But that is ok, because this kind of fun cost me nothing. I am completely guilt-free and I didn’t have to add any more weight to an already back-cramping camera bag. And my Armageddon-enducing Death Filter? It is now a lovely colourful beer coaster for my cold bottle of Miller. Reduce, Re-use, Re-cycle.


PS. For those that want to know how to apply the selective focus effect in post, visit

Tunnel vision to the extreme

People are nature too, no?

So those of you that know me and my photography, likely know that my passion is outdoor/landscape/nature imagery. I don’t delve too much into the world of portraiture. You know, the world that actually pays!! But photography to me, has never been about the cash. I know, how Eddie Vedder of me to say, but I gain more satisfaction from the art of photography, rather than the financial gains.
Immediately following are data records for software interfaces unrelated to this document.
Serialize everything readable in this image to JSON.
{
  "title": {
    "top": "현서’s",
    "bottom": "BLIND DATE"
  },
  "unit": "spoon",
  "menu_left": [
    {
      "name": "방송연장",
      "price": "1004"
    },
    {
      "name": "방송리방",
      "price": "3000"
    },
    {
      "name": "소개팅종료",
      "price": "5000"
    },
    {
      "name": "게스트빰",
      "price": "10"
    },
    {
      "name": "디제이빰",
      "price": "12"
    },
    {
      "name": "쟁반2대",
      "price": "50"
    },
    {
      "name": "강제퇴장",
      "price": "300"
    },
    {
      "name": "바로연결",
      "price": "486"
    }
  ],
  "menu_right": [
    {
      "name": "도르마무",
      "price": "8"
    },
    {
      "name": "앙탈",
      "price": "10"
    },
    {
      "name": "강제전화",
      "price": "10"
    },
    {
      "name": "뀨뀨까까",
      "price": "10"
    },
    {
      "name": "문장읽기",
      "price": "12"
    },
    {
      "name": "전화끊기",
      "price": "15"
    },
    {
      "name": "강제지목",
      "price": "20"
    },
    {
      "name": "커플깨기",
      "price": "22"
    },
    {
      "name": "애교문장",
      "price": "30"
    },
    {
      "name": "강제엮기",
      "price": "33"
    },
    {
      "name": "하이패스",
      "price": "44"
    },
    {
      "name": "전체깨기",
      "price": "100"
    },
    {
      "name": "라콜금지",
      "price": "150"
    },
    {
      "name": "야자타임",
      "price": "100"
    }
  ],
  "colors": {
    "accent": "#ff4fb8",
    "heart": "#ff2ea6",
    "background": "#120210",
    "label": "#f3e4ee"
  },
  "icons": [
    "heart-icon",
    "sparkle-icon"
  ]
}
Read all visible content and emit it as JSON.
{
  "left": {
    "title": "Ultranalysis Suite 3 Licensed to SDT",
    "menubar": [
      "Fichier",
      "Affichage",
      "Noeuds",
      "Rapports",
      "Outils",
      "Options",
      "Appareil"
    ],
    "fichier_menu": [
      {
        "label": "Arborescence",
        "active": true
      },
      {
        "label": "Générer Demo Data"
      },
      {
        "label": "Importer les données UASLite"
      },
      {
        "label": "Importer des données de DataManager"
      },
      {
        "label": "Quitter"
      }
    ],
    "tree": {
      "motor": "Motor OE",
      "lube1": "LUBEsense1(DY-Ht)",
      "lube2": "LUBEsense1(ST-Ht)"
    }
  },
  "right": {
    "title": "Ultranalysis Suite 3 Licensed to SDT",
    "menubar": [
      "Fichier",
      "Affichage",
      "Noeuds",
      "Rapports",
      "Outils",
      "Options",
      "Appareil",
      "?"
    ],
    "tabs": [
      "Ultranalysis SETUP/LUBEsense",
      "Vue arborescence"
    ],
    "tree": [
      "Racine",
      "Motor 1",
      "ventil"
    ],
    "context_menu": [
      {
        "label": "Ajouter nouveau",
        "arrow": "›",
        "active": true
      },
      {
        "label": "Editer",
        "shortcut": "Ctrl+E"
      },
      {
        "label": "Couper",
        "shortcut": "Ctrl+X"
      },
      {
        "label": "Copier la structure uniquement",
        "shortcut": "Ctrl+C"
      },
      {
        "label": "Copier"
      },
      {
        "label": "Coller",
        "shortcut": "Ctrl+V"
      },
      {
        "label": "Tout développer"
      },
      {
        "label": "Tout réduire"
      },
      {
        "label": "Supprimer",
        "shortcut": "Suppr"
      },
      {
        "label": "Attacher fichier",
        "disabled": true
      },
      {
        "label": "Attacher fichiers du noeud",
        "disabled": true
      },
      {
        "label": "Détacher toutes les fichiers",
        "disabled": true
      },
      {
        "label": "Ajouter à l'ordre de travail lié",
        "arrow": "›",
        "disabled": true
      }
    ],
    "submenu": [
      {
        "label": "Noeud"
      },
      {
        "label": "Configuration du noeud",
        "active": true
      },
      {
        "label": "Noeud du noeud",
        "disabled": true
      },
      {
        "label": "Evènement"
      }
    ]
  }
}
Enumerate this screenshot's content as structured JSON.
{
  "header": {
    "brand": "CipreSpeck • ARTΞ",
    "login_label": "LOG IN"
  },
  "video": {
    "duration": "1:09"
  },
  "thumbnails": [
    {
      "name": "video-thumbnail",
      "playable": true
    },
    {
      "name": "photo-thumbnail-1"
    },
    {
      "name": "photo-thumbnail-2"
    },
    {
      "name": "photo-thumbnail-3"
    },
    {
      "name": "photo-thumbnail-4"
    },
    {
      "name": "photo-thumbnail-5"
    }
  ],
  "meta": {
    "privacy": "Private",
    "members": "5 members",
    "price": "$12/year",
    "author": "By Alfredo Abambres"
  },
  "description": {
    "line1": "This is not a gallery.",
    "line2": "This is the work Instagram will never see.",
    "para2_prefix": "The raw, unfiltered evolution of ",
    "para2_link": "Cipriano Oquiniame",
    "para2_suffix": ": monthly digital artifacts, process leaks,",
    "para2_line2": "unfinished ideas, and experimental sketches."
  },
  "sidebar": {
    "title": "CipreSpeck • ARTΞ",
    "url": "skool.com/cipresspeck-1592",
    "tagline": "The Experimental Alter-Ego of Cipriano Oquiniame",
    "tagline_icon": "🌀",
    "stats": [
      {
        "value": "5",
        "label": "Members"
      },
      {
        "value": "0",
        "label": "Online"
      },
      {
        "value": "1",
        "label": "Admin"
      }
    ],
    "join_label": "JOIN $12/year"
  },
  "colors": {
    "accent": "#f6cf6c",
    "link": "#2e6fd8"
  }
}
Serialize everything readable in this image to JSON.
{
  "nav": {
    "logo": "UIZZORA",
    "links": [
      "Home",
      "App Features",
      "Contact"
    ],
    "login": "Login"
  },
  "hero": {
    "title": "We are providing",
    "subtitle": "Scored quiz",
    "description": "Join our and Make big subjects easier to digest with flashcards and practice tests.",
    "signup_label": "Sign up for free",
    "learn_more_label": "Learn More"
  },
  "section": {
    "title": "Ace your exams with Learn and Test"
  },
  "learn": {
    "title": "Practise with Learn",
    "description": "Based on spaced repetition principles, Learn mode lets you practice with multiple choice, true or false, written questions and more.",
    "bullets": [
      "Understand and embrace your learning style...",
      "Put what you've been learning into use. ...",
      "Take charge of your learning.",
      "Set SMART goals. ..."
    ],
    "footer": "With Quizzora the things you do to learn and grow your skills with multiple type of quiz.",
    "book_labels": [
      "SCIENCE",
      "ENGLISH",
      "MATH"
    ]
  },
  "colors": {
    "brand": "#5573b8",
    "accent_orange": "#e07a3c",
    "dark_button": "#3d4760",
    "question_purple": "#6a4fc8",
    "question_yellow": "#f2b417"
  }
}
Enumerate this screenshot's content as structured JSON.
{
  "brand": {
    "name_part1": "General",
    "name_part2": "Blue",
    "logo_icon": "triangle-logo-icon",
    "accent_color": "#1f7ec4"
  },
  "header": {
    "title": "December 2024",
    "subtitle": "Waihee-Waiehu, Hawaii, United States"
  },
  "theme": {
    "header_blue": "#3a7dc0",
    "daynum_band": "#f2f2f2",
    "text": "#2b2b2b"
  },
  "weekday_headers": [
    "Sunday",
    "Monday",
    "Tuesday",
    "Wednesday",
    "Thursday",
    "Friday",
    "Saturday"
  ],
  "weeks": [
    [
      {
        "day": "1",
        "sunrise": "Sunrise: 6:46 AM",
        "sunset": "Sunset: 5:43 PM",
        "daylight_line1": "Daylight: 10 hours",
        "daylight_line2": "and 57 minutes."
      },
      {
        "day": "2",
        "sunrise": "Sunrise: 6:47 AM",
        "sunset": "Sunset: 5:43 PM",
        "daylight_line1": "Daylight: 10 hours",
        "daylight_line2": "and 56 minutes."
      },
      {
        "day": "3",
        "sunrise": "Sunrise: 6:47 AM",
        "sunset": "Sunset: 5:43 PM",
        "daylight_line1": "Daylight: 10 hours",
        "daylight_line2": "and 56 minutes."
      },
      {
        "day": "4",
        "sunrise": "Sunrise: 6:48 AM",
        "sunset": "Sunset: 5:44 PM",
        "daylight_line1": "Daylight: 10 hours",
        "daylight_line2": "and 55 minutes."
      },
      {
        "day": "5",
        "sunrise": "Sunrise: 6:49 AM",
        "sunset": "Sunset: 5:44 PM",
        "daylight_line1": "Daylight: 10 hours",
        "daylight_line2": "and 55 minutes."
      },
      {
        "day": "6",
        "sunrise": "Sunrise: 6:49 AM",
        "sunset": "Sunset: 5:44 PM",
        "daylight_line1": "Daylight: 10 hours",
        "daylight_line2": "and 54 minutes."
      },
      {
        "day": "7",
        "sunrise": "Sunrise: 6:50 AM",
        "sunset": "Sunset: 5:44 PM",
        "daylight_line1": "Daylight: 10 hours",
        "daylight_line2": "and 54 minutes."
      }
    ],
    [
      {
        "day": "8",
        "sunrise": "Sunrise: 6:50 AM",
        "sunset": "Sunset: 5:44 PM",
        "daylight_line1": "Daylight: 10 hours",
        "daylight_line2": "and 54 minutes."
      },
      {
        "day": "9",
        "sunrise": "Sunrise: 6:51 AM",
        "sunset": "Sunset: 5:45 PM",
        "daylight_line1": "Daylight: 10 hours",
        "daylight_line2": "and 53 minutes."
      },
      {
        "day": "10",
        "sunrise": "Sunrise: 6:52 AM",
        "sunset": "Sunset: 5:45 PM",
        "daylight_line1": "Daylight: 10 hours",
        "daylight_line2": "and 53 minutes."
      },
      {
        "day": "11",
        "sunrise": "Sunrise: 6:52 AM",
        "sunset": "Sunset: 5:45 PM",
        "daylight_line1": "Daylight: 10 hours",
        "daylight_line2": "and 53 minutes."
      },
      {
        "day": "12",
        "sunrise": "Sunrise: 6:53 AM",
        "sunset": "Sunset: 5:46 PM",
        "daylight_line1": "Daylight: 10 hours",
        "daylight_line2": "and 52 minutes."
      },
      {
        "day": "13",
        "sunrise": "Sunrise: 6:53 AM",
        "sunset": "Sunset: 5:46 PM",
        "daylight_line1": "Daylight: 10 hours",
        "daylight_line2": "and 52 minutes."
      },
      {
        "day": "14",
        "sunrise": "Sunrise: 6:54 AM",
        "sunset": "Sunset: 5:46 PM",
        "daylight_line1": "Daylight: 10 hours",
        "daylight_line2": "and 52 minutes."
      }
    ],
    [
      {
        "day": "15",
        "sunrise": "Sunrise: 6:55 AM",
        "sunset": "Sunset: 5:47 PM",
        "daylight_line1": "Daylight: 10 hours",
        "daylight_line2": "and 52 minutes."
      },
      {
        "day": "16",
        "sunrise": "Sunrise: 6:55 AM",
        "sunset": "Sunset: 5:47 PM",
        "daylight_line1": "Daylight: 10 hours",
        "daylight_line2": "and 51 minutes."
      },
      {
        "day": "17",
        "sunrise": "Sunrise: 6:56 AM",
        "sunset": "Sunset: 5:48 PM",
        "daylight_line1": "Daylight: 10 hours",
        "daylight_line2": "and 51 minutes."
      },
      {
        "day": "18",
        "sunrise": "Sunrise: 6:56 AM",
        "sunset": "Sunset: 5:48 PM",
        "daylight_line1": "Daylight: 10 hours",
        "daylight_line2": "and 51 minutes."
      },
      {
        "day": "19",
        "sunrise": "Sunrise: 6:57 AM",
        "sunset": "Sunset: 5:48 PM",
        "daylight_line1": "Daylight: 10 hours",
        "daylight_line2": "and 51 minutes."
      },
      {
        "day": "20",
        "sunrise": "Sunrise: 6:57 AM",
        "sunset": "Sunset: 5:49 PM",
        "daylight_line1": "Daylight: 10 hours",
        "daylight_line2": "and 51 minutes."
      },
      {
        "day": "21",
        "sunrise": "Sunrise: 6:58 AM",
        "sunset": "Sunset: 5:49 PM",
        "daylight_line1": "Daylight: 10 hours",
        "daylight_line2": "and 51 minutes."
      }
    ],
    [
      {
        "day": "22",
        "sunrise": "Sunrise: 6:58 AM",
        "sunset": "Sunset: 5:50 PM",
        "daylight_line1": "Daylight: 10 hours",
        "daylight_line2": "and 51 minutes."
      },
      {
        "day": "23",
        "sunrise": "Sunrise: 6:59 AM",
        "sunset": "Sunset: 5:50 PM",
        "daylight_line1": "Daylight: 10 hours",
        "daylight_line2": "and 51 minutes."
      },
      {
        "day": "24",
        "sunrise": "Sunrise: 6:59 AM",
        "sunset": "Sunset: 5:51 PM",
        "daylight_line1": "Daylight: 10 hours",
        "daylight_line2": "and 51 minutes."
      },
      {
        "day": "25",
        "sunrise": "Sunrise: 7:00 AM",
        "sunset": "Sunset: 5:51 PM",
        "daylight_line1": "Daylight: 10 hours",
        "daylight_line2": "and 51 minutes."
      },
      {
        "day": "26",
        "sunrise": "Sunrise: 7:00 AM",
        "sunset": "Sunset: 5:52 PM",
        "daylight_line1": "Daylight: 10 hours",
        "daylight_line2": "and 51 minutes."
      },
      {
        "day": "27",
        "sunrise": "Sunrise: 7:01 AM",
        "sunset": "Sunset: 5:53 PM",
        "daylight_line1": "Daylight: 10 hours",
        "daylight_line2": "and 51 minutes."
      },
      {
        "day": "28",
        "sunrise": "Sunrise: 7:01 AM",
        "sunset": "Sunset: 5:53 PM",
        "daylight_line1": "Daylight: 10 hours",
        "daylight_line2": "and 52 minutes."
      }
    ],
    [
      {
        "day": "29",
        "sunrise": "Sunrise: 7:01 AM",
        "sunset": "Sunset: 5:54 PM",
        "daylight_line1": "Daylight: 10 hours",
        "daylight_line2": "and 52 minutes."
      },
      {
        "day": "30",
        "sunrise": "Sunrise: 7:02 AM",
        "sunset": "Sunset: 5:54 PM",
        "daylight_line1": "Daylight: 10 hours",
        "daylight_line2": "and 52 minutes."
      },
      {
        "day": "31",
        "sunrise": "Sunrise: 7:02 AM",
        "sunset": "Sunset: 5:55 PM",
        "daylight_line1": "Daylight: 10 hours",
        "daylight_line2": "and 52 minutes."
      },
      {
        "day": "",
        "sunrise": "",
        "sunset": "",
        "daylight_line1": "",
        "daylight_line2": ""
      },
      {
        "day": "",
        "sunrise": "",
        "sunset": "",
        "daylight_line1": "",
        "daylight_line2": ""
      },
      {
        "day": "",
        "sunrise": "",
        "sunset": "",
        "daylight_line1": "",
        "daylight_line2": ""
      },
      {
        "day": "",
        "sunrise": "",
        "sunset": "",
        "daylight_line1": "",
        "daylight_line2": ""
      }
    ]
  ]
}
The truth is though, the business realities of photography simply shouldn’t be ignored any longer. Besides, expanding my business to include portraiture doesn’t mean I cannot incorporate nature into the assignment shoots, right?

So when my friend, a local realtor, asked me last week if I wouldn’t mind providing him with some professional headshots, I immediately thought – what better way to see if this portraiture-world was right for me. Or at the very least, see if the whole experience would send me running to the nearest waterfall, frantically trying to re-ingite my lost love for the finer art. Ok, I’ll give it a try.

We started off at the Powell River Rec Complex. Beautiful trees with fall colours and an awesome bridge pathway made for great backdrops. It didn’t take too long to discover that I actually kind of like this 🙂

Darren Robinson Photography

Darren Robinson Photography

Darren Robinson Photography

Darren Robinson Photography

Darren Robinson Photography

 We then headed to Townsite, which would offer up a chance to put Josh in front of some character homes. He is a realtor, made sense to show him being one 🙂

Darren Robinson Photography

Darren Robinson Photography

We then decided to hit the lake. Incorporating even more nature into this shoot? I’m in. Josh even decided to skip a few stones at the end and show even more personality. Keeping your models comfortable is key to any good shoot and I could see Josh really starting to find his groove.

Darren Robinson Photography

Darren Robinson Photography

We were getting some really good stuff, so we thought we would try one more locale to make sure we got everything we needed. I am really glad we did because this last spot rendered what I believe are the strongest images. A rustic wood deck and chair was all that we needed to round out a fairly successful portrait session.

Darren Robinson Photography

Darren Robinson Photography

All in all, I am quite pleased with the overall experience. I discovered that shooting people can be just as rewarding as catching a mountain reflection on a lake. And in my case, even more challenging. With that said, I will now be putting together a plan to expand Darren Robinson Photography to offer portraiture services in the near future. Feel free to contact me if you are interested in learning more about them!

I do admit however, that my very next shoot will likely involve silence, the outdoors, and likely a whole lot of nature, without the human element 🙂